━━━━━ AVAILABLE DATA ━━━━━

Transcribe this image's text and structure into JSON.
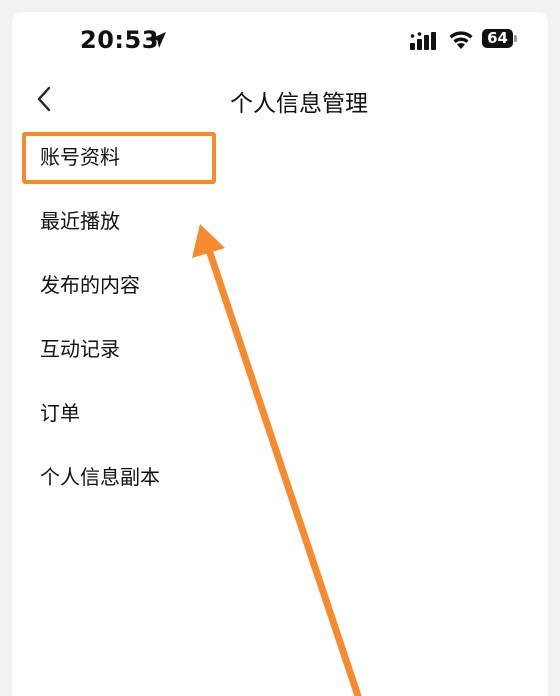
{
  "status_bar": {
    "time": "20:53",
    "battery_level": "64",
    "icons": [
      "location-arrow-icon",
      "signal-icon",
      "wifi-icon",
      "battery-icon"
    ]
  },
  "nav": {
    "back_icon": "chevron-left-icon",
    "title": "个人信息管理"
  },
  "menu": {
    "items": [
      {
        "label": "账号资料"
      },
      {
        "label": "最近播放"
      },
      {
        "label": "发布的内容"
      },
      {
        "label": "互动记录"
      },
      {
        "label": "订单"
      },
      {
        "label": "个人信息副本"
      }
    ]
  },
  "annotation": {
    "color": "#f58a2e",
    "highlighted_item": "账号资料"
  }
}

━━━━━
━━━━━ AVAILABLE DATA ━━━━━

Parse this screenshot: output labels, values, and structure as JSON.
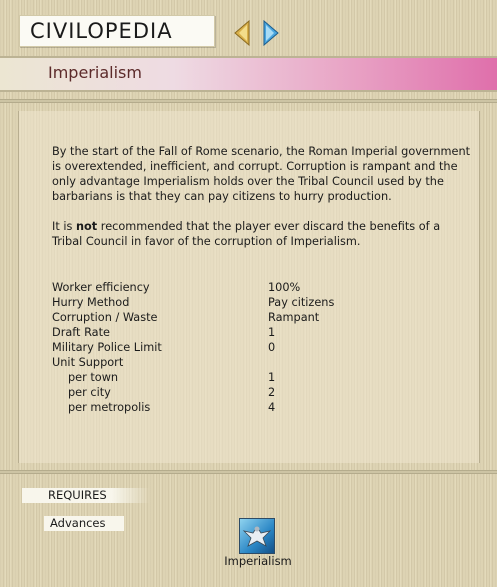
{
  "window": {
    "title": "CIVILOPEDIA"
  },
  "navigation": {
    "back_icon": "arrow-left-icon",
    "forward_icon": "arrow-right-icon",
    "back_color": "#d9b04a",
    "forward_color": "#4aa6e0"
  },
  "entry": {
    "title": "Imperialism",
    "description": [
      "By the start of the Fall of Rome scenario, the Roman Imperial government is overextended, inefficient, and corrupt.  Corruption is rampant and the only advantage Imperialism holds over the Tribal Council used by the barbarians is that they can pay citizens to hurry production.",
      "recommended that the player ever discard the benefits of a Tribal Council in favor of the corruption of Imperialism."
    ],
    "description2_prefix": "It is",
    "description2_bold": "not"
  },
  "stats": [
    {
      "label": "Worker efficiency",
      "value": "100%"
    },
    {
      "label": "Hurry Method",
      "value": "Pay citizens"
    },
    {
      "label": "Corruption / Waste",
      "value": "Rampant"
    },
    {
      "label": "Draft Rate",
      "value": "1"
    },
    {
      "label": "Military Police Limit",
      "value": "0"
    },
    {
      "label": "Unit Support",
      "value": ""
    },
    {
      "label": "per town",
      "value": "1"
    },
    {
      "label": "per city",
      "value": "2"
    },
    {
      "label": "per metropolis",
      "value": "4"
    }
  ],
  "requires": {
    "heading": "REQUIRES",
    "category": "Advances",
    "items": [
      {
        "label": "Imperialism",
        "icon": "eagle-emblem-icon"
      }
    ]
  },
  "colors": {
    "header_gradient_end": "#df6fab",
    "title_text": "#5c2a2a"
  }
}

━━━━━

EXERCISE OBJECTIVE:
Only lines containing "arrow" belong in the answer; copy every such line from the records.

OUTPUT BELOW:
      "location-arrow-icon",
    "back_icon": "arrow-left-icon",
    "forward_icon": "arrow-right-icon",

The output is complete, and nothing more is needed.